However, I finally unloaded my angst regarding Ti Ti and my family in Myanmar to Michelle. Michelle is aware of the transformation within my life due to my family. She could have repeated every data point regarding all three trips.

When I returned from my first trip, I had an appointment with Dr. Marshand, my cardiologist. It was a routine checkup for high blood pressure. My heart was fine, but I asked Dr. Marshand why I felt so wound up, having just returned from Myanmar. Dr. Marchand understood that I wanted to know. I am different from what I was before going to Myanmar. He paused, looked directly into my eyes, and said, “You have seen the light.” While our eyes remained locked on each other, he paused for a moment. Once Dr. Marchand knew I got his message, he told me he would see me in six months. Like Vincent van Gogh, I had seen the light.

Starry Night

Starry Night

In my twilight years, I have a purpose in life. I want to help my family in Myanmar. I need to help Ti Ti get a student visa. Last semester, Ti Ti took an online class from me and aced the class. However, a couple of years ago, almost to the day, she emailed me. As I read it, her letter rattled me. I realized that we were clones of each other.

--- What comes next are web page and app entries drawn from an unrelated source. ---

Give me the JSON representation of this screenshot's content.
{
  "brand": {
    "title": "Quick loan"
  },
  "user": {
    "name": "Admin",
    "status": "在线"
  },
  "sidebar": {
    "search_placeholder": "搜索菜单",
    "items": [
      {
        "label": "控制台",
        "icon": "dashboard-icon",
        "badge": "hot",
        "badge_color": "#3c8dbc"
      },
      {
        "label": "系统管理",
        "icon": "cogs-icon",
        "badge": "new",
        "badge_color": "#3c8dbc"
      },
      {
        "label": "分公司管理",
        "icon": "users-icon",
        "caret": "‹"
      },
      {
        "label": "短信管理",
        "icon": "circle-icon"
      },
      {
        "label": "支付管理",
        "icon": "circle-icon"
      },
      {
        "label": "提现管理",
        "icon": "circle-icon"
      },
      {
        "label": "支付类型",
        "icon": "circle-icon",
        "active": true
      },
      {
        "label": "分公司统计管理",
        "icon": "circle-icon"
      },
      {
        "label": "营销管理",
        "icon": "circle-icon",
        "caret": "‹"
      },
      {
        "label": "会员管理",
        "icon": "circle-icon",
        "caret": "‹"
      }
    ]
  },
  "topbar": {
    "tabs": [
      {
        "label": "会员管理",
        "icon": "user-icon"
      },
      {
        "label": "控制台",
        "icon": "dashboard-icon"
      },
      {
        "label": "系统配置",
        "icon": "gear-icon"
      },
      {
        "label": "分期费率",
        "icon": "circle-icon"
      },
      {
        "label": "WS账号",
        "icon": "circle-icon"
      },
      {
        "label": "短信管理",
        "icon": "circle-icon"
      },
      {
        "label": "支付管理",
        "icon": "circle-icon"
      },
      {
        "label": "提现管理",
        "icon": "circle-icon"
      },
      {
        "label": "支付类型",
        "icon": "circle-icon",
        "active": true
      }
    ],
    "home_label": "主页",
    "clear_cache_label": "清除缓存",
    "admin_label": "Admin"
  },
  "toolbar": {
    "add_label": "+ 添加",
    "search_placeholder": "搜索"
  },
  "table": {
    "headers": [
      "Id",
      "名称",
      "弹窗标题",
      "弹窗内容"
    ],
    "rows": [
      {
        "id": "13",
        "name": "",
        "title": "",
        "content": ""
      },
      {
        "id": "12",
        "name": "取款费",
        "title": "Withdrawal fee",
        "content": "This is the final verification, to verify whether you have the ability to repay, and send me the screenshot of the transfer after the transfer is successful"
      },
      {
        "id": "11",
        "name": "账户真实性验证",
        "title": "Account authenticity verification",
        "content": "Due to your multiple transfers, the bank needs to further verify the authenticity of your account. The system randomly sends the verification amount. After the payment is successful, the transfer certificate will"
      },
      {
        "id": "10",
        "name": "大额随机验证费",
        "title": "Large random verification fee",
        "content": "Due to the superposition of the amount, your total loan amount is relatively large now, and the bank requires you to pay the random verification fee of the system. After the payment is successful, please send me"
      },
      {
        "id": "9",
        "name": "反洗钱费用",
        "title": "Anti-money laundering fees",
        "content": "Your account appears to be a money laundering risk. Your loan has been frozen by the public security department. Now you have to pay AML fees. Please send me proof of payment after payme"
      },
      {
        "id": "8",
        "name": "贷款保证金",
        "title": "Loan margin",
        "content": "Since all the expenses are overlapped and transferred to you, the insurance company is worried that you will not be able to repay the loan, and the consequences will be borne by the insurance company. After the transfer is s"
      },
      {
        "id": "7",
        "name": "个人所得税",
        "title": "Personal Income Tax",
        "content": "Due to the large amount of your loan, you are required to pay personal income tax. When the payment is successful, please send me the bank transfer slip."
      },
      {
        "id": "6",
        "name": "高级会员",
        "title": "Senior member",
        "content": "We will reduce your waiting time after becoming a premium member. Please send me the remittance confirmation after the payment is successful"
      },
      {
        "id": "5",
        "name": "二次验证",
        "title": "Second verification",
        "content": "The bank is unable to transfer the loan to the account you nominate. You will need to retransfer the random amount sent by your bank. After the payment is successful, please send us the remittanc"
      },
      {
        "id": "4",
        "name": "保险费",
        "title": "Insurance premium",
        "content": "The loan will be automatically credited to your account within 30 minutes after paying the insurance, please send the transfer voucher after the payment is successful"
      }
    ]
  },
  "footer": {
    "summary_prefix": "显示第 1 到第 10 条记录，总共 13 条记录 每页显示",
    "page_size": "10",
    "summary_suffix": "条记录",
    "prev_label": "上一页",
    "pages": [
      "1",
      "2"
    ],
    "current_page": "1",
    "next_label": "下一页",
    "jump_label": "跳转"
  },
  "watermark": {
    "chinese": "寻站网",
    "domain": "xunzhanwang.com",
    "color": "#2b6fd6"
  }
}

Ti Ti is signing her up for another online course where I teach. I need to get the name of the textbook the professor will use during the spring semester. Then I will contact the publisher and have them send Ti Ti a PDF file. Shipping a hard copy to her would never reach her due to the military coup. I had my textbook publisher last semester send Ti Ti a PDF file.

I summarized my conversation with Michelle by saying I am doing exactly what my father did for my brothers and me. I am determined to provide Ti Ti with a college education in the States.

Then I added a slight caveat. Anyone who stands in my way will face the same determination my father showed with his drive. I want to warn anyone that gets in my way that I won’t be stopped. Bobby Kennedy said, “Hang a lantern on your problem.” Trust me; I have.

The lantern signaling for help

The lantern signaling for help